Start of ENTRIES PROVIDED
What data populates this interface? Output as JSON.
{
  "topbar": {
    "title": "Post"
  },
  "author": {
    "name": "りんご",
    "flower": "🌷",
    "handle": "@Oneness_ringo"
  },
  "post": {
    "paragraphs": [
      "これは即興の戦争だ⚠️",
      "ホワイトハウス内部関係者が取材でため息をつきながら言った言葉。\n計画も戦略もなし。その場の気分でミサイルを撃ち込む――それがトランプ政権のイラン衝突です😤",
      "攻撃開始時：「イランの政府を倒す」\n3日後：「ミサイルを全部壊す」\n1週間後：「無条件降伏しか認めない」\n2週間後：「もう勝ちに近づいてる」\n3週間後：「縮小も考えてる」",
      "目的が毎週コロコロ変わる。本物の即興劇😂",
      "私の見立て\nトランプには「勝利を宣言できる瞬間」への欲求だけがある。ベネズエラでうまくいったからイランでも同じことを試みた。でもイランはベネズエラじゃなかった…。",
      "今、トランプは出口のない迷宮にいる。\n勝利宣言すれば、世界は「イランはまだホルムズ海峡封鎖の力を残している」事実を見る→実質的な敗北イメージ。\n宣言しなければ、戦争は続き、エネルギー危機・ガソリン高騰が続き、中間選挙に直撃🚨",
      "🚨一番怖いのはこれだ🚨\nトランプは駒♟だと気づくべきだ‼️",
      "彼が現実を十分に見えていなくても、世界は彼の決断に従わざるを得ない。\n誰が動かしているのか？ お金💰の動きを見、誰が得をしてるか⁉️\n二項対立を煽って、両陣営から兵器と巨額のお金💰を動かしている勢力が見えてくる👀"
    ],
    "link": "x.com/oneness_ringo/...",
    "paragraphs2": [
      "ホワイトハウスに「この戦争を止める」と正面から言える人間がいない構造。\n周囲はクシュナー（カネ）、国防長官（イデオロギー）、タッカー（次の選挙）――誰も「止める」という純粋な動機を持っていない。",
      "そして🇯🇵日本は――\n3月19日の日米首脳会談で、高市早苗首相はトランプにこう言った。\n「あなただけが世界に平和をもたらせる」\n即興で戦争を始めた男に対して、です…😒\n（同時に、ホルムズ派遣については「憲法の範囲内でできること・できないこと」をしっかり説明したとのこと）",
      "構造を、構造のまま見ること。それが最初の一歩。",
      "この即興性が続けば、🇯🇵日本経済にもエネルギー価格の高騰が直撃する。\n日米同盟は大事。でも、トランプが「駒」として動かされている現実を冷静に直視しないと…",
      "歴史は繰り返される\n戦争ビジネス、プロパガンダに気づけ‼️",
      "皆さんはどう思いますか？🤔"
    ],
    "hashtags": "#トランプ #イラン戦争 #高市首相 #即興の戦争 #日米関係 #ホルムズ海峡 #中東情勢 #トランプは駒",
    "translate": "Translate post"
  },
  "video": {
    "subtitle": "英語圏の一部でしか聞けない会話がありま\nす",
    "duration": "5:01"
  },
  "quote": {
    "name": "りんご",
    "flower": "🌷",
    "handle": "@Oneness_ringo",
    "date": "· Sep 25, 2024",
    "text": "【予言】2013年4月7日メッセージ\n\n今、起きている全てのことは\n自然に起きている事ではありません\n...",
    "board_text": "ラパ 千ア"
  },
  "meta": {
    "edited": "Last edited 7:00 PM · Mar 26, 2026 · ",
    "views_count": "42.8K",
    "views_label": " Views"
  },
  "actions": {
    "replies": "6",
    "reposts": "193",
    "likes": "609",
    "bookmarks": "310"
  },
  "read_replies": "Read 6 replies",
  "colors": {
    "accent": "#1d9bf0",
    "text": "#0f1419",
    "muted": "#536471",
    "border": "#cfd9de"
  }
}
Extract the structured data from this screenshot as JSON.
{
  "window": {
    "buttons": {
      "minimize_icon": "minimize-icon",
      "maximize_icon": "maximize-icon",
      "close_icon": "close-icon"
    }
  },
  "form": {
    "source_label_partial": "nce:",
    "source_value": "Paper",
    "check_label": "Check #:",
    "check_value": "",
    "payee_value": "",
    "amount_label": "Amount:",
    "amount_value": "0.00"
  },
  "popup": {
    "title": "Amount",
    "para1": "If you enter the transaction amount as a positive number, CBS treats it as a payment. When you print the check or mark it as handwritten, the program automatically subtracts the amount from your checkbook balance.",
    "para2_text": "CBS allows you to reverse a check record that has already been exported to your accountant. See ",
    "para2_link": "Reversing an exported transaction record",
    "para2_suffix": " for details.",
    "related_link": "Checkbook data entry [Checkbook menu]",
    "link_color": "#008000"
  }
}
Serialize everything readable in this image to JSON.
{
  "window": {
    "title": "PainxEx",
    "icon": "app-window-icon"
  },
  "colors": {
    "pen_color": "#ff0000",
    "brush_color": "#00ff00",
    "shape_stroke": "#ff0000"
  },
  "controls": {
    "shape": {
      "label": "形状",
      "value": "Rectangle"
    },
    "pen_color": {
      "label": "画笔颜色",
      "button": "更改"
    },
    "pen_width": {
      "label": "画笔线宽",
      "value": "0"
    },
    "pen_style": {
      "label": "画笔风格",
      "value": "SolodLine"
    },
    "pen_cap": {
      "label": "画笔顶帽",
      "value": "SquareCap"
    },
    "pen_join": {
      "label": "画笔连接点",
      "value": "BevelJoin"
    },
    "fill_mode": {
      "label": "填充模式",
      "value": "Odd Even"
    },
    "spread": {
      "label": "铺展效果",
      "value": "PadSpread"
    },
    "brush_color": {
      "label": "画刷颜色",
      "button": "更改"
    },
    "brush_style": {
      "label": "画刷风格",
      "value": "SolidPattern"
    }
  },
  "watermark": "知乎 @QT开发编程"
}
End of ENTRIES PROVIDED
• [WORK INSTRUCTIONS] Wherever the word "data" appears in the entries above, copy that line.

• [ANSWER SPACE]
What data populates this interface? Output as JSON.
Extract the structured data from this screenshot as JSON.
    "related_link": "Checkbook data entry [Checkbook menu]",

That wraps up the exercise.